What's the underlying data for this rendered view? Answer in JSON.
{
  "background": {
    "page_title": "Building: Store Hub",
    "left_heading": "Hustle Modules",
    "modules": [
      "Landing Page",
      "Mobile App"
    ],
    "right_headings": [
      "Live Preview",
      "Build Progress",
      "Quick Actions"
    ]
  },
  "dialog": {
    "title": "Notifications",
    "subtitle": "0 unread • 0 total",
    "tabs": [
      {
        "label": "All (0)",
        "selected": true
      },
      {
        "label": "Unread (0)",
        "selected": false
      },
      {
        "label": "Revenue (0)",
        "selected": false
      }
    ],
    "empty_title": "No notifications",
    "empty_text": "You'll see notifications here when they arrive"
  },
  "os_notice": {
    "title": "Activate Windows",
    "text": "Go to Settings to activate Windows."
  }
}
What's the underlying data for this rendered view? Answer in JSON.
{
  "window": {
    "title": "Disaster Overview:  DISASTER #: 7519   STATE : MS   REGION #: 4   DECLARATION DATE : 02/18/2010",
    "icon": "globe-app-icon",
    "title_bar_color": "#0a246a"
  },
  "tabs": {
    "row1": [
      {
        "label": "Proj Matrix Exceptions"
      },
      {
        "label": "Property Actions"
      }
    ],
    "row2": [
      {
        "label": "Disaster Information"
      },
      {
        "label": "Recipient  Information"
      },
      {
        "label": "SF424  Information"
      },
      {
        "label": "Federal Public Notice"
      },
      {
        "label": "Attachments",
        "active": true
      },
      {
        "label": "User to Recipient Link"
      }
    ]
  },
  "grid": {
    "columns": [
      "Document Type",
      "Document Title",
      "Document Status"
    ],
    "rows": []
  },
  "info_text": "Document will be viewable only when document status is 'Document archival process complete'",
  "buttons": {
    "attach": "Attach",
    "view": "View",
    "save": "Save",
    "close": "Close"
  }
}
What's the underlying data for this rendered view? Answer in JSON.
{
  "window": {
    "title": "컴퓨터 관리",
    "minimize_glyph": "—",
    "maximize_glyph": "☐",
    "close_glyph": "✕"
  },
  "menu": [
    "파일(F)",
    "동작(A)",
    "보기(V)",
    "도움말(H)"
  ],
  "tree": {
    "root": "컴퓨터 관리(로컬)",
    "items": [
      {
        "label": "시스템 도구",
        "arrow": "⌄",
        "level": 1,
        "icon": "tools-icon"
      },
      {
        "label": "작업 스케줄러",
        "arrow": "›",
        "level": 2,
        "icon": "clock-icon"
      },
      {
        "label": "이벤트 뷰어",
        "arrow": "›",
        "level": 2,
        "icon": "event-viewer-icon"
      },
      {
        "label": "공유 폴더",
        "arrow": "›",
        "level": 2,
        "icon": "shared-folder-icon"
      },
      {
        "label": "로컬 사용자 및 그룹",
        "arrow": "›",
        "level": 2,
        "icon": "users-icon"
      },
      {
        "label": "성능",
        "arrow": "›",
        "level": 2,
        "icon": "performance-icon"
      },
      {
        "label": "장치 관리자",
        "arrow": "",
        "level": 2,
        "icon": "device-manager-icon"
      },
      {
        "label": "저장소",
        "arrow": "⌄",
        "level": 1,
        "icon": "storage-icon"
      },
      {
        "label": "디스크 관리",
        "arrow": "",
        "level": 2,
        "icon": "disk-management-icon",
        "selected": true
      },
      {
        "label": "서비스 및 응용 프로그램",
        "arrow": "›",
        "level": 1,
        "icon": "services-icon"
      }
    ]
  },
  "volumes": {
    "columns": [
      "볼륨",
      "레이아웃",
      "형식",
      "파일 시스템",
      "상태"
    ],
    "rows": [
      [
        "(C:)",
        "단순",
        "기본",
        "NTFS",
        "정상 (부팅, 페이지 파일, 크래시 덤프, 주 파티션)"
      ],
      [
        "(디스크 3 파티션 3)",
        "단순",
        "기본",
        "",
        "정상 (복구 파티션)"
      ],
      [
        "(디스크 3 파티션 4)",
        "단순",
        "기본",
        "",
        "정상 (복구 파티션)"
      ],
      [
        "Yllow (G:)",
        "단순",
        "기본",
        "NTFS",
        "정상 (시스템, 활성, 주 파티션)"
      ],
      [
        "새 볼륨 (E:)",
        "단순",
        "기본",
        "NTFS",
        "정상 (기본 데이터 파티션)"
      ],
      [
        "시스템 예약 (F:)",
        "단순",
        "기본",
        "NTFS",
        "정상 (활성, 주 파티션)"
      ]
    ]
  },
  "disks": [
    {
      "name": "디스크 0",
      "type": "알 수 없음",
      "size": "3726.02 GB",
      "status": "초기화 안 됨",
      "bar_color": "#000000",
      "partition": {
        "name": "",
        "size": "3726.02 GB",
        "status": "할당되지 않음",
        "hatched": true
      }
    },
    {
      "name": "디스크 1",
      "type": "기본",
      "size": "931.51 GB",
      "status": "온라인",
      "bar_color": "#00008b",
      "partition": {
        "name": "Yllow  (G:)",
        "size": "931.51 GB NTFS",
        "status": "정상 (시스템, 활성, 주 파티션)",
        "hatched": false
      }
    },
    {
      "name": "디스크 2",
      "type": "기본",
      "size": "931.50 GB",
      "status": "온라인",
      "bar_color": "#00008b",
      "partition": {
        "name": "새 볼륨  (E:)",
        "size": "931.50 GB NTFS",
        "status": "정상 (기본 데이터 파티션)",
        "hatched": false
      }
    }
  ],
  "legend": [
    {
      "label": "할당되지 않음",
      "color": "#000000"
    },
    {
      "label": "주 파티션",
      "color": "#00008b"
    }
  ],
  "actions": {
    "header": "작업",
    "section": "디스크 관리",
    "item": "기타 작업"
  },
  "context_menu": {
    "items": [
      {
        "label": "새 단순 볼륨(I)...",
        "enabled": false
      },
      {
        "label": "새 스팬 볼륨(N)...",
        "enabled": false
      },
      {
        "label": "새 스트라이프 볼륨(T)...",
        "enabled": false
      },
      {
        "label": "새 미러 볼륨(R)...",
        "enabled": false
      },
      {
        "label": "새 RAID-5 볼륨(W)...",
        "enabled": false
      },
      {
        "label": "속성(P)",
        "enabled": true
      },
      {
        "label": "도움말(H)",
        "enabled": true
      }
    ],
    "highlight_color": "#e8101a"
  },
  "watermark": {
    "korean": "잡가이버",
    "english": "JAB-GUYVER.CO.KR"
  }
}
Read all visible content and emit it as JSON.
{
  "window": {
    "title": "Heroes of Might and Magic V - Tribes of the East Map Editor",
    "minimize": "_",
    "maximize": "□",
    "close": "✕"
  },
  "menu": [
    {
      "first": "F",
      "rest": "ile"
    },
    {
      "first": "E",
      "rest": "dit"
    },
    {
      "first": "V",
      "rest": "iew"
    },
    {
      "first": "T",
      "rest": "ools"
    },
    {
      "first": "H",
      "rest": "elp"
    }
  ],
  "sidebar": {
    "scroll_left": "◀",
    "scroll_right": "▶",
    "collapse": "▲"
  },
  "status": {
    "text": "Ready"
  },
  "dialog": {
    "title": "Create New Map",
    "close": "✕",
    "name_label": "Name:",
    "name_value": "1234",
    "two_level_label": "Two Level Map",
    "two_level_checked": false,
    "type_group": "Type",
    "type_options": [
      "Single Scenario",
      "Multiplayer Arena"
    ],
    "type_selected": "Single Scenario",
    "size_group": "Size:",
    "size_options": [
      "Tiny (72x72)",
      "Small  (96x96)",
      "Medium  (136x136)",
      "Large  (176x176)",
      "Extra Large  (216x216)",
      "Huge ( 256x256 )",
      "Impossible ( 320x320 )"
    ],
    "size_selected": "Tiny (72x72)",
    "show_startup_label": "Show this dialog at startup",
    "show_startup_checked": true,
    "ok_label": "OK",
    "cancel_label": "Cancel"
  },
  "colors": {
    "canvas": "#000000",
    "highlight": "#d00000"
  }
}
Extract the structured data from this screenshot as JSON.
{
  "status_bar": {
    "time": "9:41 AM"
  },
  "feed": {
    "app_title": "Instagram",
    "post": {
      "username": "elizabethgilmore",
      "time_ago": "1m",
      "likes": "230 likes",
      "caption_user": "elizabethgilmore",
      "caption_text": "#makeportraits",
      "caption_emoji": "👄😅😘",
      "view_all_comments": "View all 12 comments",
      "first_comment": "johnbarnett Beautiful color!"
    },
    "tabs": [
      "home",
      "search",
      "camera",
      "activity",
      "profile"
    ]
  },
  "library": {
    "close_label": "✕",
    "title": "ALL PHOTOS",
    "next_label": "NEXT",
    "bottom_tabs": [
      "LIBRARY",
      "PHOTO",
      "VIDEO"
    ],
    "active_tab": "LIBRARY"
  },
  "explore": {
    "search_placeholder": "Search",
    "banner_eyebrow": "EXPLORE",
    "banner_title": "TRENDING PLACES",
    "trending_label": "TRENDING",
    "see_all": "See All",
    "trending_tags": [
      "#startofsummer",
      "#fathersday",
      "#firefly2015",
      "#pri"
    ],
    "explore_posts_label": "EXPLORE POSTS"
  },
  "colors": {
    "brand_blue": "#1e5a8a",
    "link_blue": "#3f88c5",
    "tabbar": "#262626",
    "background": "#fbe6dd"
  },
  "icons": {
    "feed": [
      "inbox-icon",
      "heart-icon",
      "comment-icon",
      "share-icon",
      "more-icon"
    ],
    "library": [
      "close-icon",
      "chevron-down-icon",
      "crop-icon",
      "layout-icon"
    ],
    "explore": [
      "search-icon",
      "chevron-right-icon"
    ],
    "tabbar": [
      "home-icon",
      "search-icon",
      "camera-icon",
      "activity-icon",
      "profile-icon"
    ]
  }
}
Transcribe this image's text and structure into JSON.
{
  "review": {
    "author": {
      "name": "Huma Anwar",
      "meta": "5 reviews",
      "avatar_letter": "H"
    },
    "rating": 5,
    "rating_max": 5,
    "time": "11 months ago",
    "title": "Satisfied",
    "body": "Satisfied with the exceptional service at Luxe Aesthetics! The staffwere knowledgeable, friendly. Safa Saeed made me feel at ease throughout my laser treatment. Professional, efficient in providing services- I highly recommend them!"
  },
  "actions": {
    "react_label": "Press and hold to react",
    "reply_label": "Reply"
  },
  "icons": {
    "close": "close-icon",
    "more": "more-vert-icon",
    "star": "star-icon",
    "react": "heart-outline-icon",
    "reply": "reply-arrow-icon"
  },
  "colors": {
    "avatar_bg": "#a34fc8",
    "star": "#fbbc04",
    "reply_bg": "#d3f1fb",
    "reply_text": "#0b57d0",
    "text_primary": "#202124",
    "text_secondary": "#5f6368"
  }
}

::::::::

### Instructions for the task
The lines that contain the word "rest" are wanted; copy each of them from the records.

### Result below
      "rest": "ile"
      "rest": "dit"
      "rest": "iew"
      "rest": "ools"
      "rest": "elp"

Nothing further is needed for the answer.